The CEO of Jordan Nuclear Power Company Dr. Ahmad Hiyasat told Asharq Al-Awsat that the cooperation between Riyadh and Amman in the field of nuclear energy to produce electricity is important and will ensure sustainable development and confront rising prices in the energy sector.

Hiyasat said Saudi Arabia is considered the biggest backers of Jordan in different fields, and that Riyadh has provided Amman with economic aid to support its infrastructure and national budget.

According to the CEO, nuclear energy represents a reliable source to generate power with fixed or declining prices, and minimizes dependence on fossil resources.

The Jordanian official added that the use of nuclear energy to generate electricity in Jordan will help reduce the burden of the oil cost on the national economy, which represented 20% of the Gross Domestic Product of 2014, and will also reduce the dangers of instability in global oil prices on the Jordanian economy.

Concerning Saudi Arabia, he said that the Kingdom needs to reduce its dependence on petroleum as the main resource of revenue and to diversify revenue resources by developing other industries and services, which will drop imports, increase exports, and offer job opportunities for Saudis. Hiyasat noted that Jordan can contribute to this development by promoting the participation of the Jordanian expertise and companies in the process.

The CEO noted that the Saudi Vision 2030 is considered as a strategic work that will lead to fulfill many requirements, including the diversification of the economy and the economic independence from oil.

Commenting on the power linkage between the Gulf and Egypt through Jordan, he said that it is generally beneficial for the electric systems by supporting each other in emergency cases.

Concerning the demand on electricity in Jordan, Hiyasat said that over the past ten years, Jordan has witnessed a rising demand on electricity that ranged between 5-7% annually.
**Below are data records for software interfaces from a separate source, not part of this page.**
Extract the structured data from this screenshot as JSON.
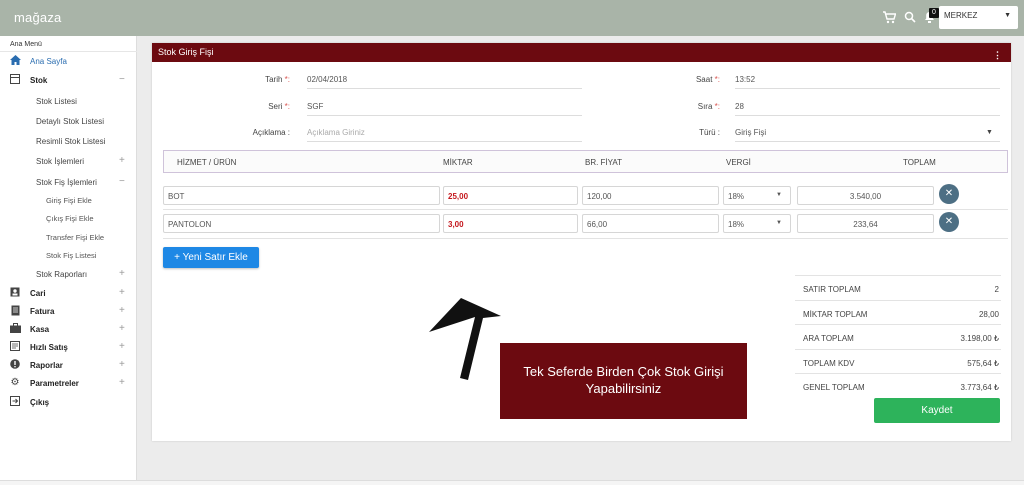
{
  "app": {
    "brand": "mağaza",
    "notification_count": "0",
    "branch": "MERKEZ"
  },
  "sidebar": {
    "heading": "Ana Menü",
    "items": [
      {
        "label": "Ana Sayfa",
        "icon": "home-icon",
        "toggle": ""
      },
      {
        "label": "Stok",
        "icon": "stock-icon",
        "toggle": "−"
      },
      {
        "label": "Stok Listesi"
      },
      {
        "label": "Detaylı Stok Listesi"
      },
      {
        "label": "Resimli Stok Listesi"
      },
      {
        "label": "Stok İşlemleri",
        "toggle": "+"
      },
      {
        "label": "Stok Fiş İşlemleri",
        "toggle": "−"
      },
      {
        "label": "Giriş Fişi Ekle"
      },
      {
        "label": "Çıkış Fişi Ekle"
      },
      {
        "label": "Transfer Fişi Ekle"
      },
      {
        "label": "Stok Fiş Listesi"
      },
      {
        "label": "Stok Raporları",
        "toggle": "+"
      },
      {
        "label": "Cari",
        "icon": "contact-icon",
        "toggle": "+"
      },
      {
        "label": "Fatura",
        "icon": "invoice-icon",
        "toggle": "+"
      },
      {
        "label": "Kasa",
        "icon": "briefcase-icon",
        "toggle": "+"
      },
      {
        "label": "Hızlı Satış",
        "icon": "quick-sale-icon",
        "toggle": "+"
      },
      {
        "label": "Raporlar",
        "icon": "report-icon",
        "toggle": "+"
      },
      {
        "label": "Parametreler",
        "icon": "gear-icon",
        "toggle": "+"
      },
      {
        "label": "Çıkış",
        "icon": "logout-icon",
        "toggle": ""
      }
    ]
  },
  "form": {
    "title": "Stok Giriş Fişi",
    "date_label": "Tarih",
    "date_value": "02/04/2018",
    "time_label": "Saat",
    "time_value": "13:52",
    "series_label": "Seri",
    "series_value": "SGF",
    "seq_label": "Sıra",
    "seq_value": "28",
    "desc_label": "Açıklama :",
    "desc_placeholder": "Açıklama Giriniz",
    "type_label": "Türü :",
    "type_value": "Giriş Fişi"
  },
  "table": {
    "headers": [
      "HİZMET / ÜRÜN",
      "MİKTAR",
      "BR. FİYAT",
      "VERGİ",
      "TOPLAM"
    ],
    "rows": [
      {
        "product": "BOT",
        "qty": "25,00",
        "price": "120,00",
        "tax": "18%",
        "total": "3.540,00"
      },
      {
        "product": "PANTOLON",
        "qty": "3,00",
        "price": "66,00",
        "tax": "18%",
        "total": "233,64"
      }
    ]
  },
  "add_row_label": "+ Yeni Satır Ekle",
  "totals": [
    {
      "label": "SATIR TOPLAM",
      "value": "2"
    },
    {
      "label": "MİKTAR TOPLAM",
      "value": "28,00"
    },
    {
      "label": "ARA TOPLAM",
      "value": "3.198,00 ₺"
    },
    {
      "label": "TOPLAM KDV",
      "value": "575,64 ₺"
    },
    {
      "label": "GENEL TOPLAM",
      "value": "3.773,64 ₺"
    }
  ],
  "save_label": "Kaydet",
  "tooltip": {
    "line1": "Tek Seferde Birden Çok Stok Girişi",
    "line2": "Yapabilirsiniz"
  },
  "colors": {
    "header": "#a9b4a8",
    "card_header": "#6c0a10",
    "primary": "#1e88e5",
    "success": "#2db35b"
  }
}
This trend is expected to continue with the flow of refugees to Jordan, the national population growth, and the expansion of development projects.

He continued that the National Electric Power company in Jordan is continuously following up the expanded demand on electricity and taking the needed measures to face it by attracting investments to build new plants to generate electricity, especially those working with renewable energy, natural gas, liquid gas, and nuclear energy.